The 13th Amendment to the U.S. Constitution - passed 159 years ago on Wednesday - abolished slavery except as punishment for crimes. That left the door open, advocates say, for prisons to exploit the cheap or free labour of the incarcerated.

January 29, 2024

As director of South Carolina's Department of Corrections, Bryan Stirling believes he knows what is needed to make the state's 21 penal institutions safer while also protecting people outside the prison walls.     

Ideally, Stirling would like to have the power to jam phone signals from the state's prisons to tackle the scourge of illegal cellphones being used to facilitate crimes ranging from sex trafficking to murder-for-hire and drug dealing. 

December 19, 2023

The United States is racing to meet new minimum firefighter staffing levels at its military bases ahead of a Dec. 23 deadline aimed at ensuring stations can protect the nation's defences while keeping firefighters safe, too.

With time ticking down on the Department of Defense (DoD) to act, unions say the federal government is dragging its feet and that lives and property are at risk due to the understaffing.
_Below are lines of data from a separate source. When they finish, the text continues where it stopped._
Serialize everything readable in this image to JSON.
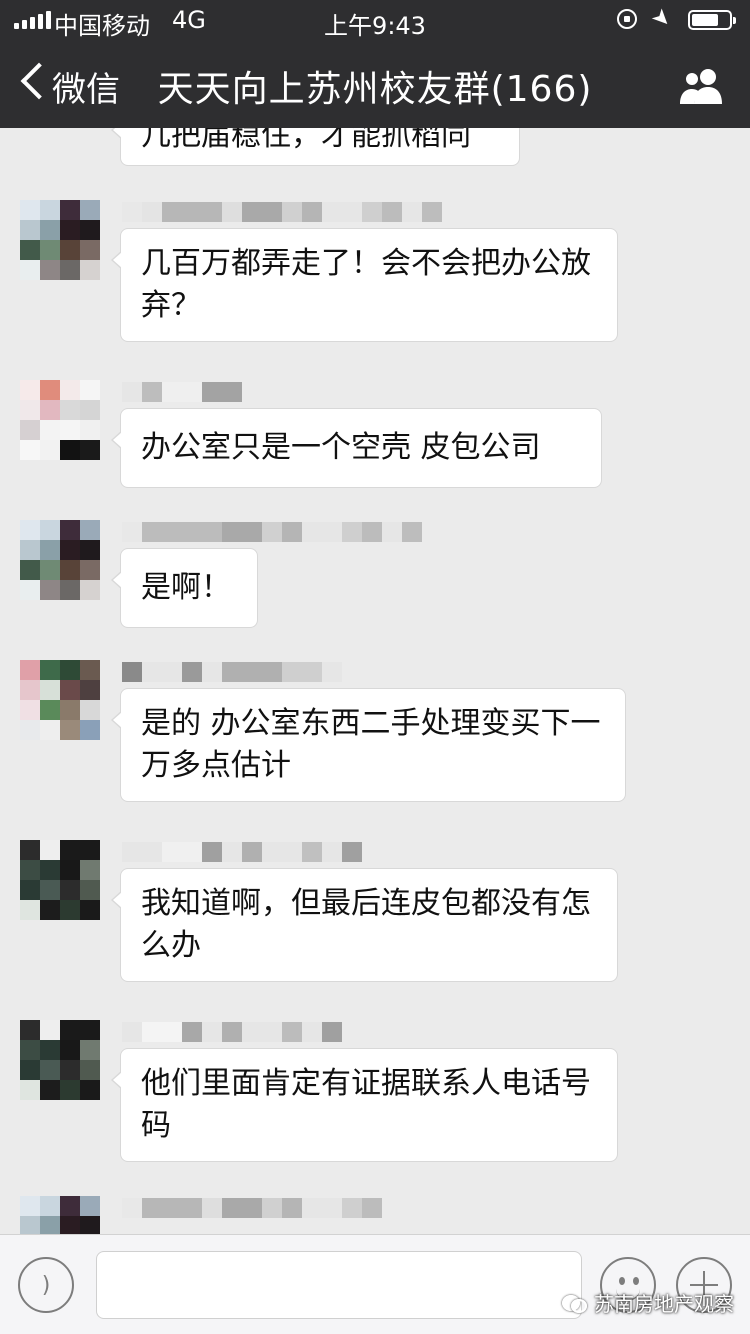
{
  "status_bar": {
    "carrier": "中国移动",
    "network": "4G",
    "time": "上午9:43"
  },
  "nav": {
    "back_label": "微信",
    "title": "天天向上苏州校友群(166)",
    "group_icon": "group-members-icon"
  },
  "messages": [
    {
      "text": "几把届稳住，才能抓稻同"
    },
    {
      "text": "几百万都弄走了！会不会把办公放弃？"
    },
    {
      "text": "办公室只是一个空壳 皮包公司"
    },
    {
      "text": "是啊！"
    },
    {
      "text": "是的 办公室东西二手处理变买下一万多点估计"
    },
    {
      "text": "我知道啊，但最后连皮包都没有怎么办"
    },
    {
      "text": "他们里面肯定有证据联系人电话号码"
    }
  ],
  "input_bar": {
    "voice_icon": "voice-icon",
    "emoji_icon": "emoji-icon",
    "plus_icon": "plus-icon"
  },
  "watermark": "苏南房地产观察",
  "colors": {
    "nav_background": "#2e2e30",
    "chat_background": "#ebebeb",
    "bubble": "#ffffff"
  }
}
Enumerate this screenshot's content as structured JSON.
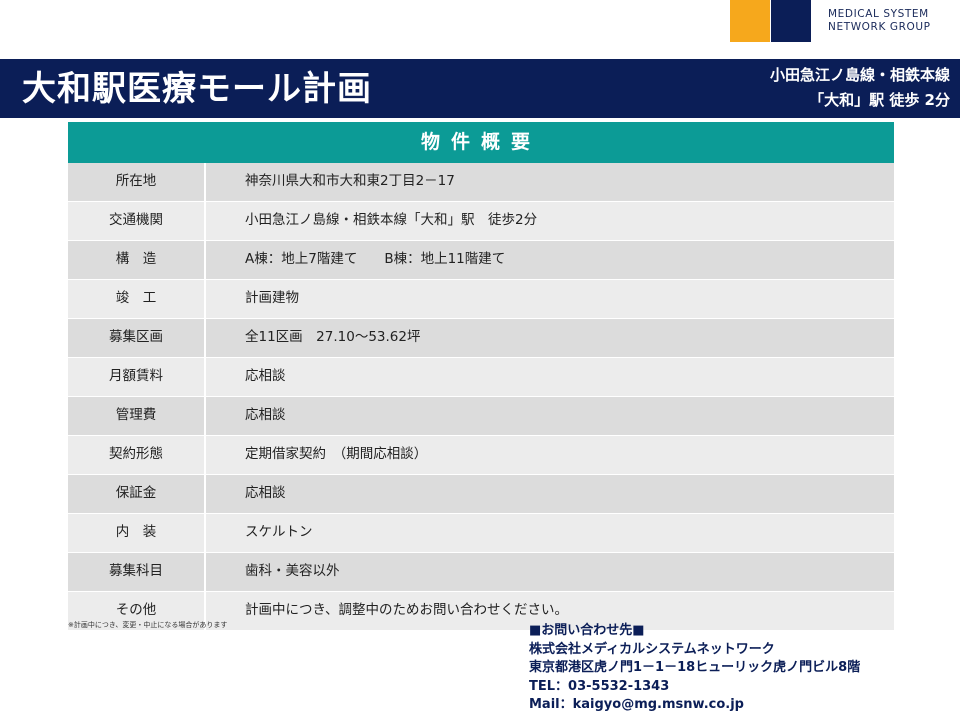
{
  "logo": {
    "line1": "MEDICAL SYSTEM",
    "line2": "NETWORK GROUP",
    "colors": {
      "orange": "#f6a81c",
      "navy": "#0b1e57"
    }
  },
  "header": {
    "title": "大和駅医療モール計画",
    "access_line1": "小田急江ノ島線・相鉄本線",
    "access_line2": "「大和」駅 徒歩 2分"
  },
  "table": {
    "heading": "物件概要",
    "rows": [
      {
        "label": "所在地",
        "value": "神奈川県大和市大和東2丁目2－17"
      },
      {
        "label": "交通機関",
        "value": "小田急江ノ島線・相鉄本線「大和」駅　徒歩2分"
      },
      {
        "label": "構　造",
        "value": "A棟：地上7階建て　　B棟：地上11階建て"
      },
      {
        "label": "竣　工",
        "value": "計画建物"
      },
      {
        "label": "募集区画",
        "value": "全11区画　27.10～53.62坪"
      },
      {
        "label": "月額賃料",
        "value": "応相談"
      },
      {
        "label": "管理費",
        "value": "応相談"
      },
      {
        "label": "契約形態",
        "value": "定期借家契約　（期間応相談）"
      },
      {
        "label": "保証金",
        "value": "応相談"
      },
      {
        "label": "内　装",
        "value": "スケルトン"
      },
      {
        "label": "募集科目",
        "value": "歯科・美容以外"
      },
      {
        "label": "その他",
        "value": "計画中につき、調整中のためお問い合わせください。"
      }
    ]
  },
  "note": "※計画中につき、変更・中止になる場合があります",
  "contact": {
    "heading": "■お問い合わせ先■",
    "company": "株式会社メディカルシステムネットワーク",
    "address": "東京都港区虎ノ門1－1－18ヒューリック虎ノ門ビル8階",
    "tel": "TEL：03-5532-1343",
    "mail": "Mail：kaigyo@mg.msnw.co.jp"
  }
}
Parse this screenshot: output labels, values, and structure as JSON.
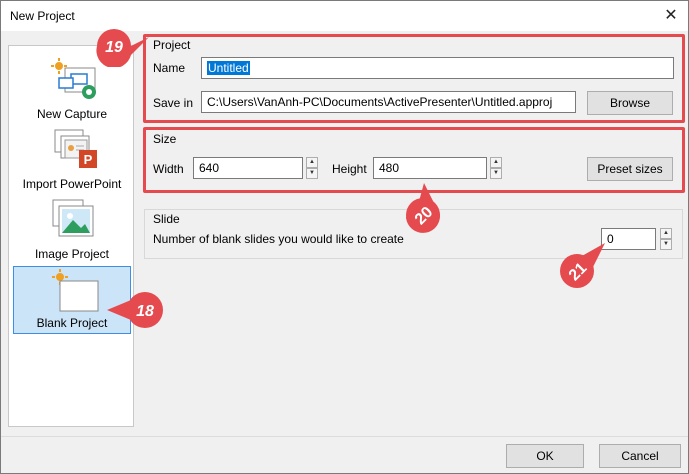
{
  "window": {
    "title": "New Project",
    "close_icon": "close-icon"
  },
  "sidebar": {
    "items": [
      {
        "label": "New Capture",
        "icon": "new-capture-icon"
      },
      {
        "label": "Import PowerPoint",
        "icon": "import-powerpoint-icon"
      },
      {
        "label": "Image Project",
        "icon": "image-project-icon"
      },
      {
        "label": "Blank Project",
        "icon": "blank-project-icon",
        "selected": true
      }
    ]
  },
  "project": {
    "title": "Project",
    "name_label": "Name",
    "name_value": "Untitled",
    "save_in_label": "Save in",
    "save_in_value": "C:\\Users\\VanAnh-PC\\Documents\\ActivePresenter\\Untitled.approj",
    "browse_label": "Browse"
  },
  "size": {
    "title": "Size",
    "width_label": "Width",
    "width_value": "640",
    "height_label": "Height",
    "height_value": "480",
    "preset_label": "Preset sizes"
  },
  "slide": {
    "title": "Slide",
    "blank_slides_label": "Number of blank slides you would like to create",
    "blank_slides_value": "0"
  },
  "callouts": [
    "19",
    "20",
    "21",
    "18"
  ],
  "footer": {
    "ok_label": "OK",
    "cancel_label": "Cancel"
  },
  "colors": {
    "accent": "#0078d7",
    "callout": "#e44a4e",
    "selected_bg": "#cce4f7"
  }
}
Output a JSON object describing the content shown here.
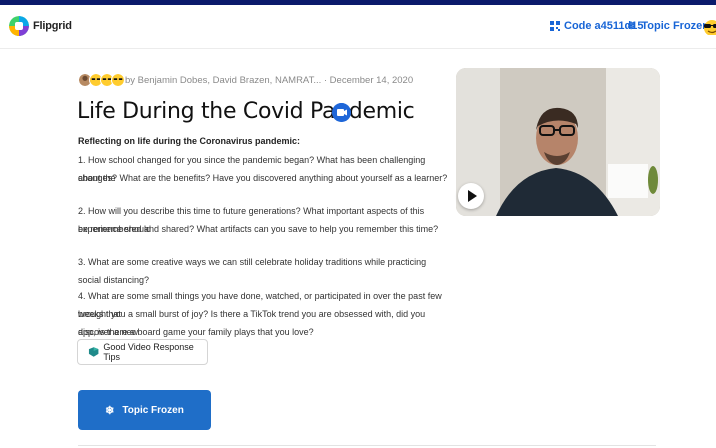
{
  "topbar": {
    "logo_text": "Flipgrid",
    "code_label": "Code a4511d15",
    "frozen_label": "Topic Frozen"
  },
  "topic": {
    "meta": "by Benjamin Dobes, David Brazen, NAMRAT...  · December 14, 2020",
    "title": "Life During the Covid Pandemic",
    "heading": "Reflecting on life during the Coronavirus pandemic:",
    "questions": [
      "1.  How school changed for you since the pandemic began? What has been challenging about the",
      "changes? What are the benefits? Have you discovered anything about yourself as a learner?",
      "2.  How will you describe this time to future generations? What important aspects of this experience should",
      "be remembered and shared? What artifacts can you save to help you remember this time?",
      "3.  What are some creative ways we can still celebrate holiday traditions while practicing social distancing?",
      "4.  What are some small things you have done, watched, or participated in over the past few weeks that",
      "brought you a small burst of joy? Is there a TikTok trend you are obsessed with, did you discover a new",
      "app, is there a board game your family plays that you love?"
    ]
  },
  "buttons": {
    "tips_label": "Good Video Response Tips",
    "frozen_label": "Topic Frozen"
  },
  "icons": {
    "logo": "flipgrid-logo",
    "code": "qr-code-icon",
    "frozen": "snowflake-icon",
    "user": "sunglasses-emoji-icon",
    "badge": "video-badge-icon",
    "tips": "tips-icon",
    "play": "play-icon"
  },
  "colors": {
    "accent": "#1865d6",
    "frozen_button": "#1f6ec8",
    "outer_border": "#0b1a6b"
  }
}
December 14, 2023

Abortion was a major flashpoint in 2023, dividing Americans and dominating political debate. Brace for more of the same in 2024, with key election battles and legal landmarks due to determine a woman's right to choose in the U.S. and well beyond.

In the year that Roe v Wade marked its 50th anniversary, pro-abortion Americans scored mixed results in 2023, months after the landmark decision was overturned and moral wrangling over abortion hit fever pitch.

November 09, 2023

Abortion was a top priority for many voters in this week's U.S. state elections, with supporters of the right to choose extending a string of victories since the Supreme Court last year overturned the constitutional right to end a pregnancy.

Voters in Ohio, which has trended reliably Republican in recent presidential elections, voted by 57% to 43% to enshrine the right to an abortion in the state constitution.

October 31, 2023

State elections in Virginia next week could offer an early preview of how abortion rights will play in the 2024 national elections with the ballot offering insights into how the main parties will position themselves and clues as to how voters may react.

The outcome could also have far-reaching consequences for reproductive health in the only southern state that hasn't enacted an abortion ban in the wake of last year's momentous decision by the Supreme Court to overturn the 1973 Roe v. Wade ruling that had legalized abortion nationwide.

October 24, 2023

On hot days at Baltimore City College High School in Maryland, indoor temperatures can be 10 degrees warmer in the classrooms than outside, according to Franca Muller Paz, a Spanish teacher.

So when outside temperatures topped out at close to 100 F (37.8C) last month, Baltimore was forced to switch to virtual learning for classrooms like Muller Paz's that lacked air conditioning.

October 12, 2023

The U.S. government said on Thursday the Federal Emergency Management Agency (FEMA) will make nearly $2 billion of new money available through two programs intended to boost resilience to climate-related disasters before they happen.

The funding comes as climate change drives more intense storms, flooding and wildfires across the United States, where this year there have already been at least 24 weather or climate events that resulted in losses of more than $1 billion each, according to the National Oceanic and Atmospheric Administration.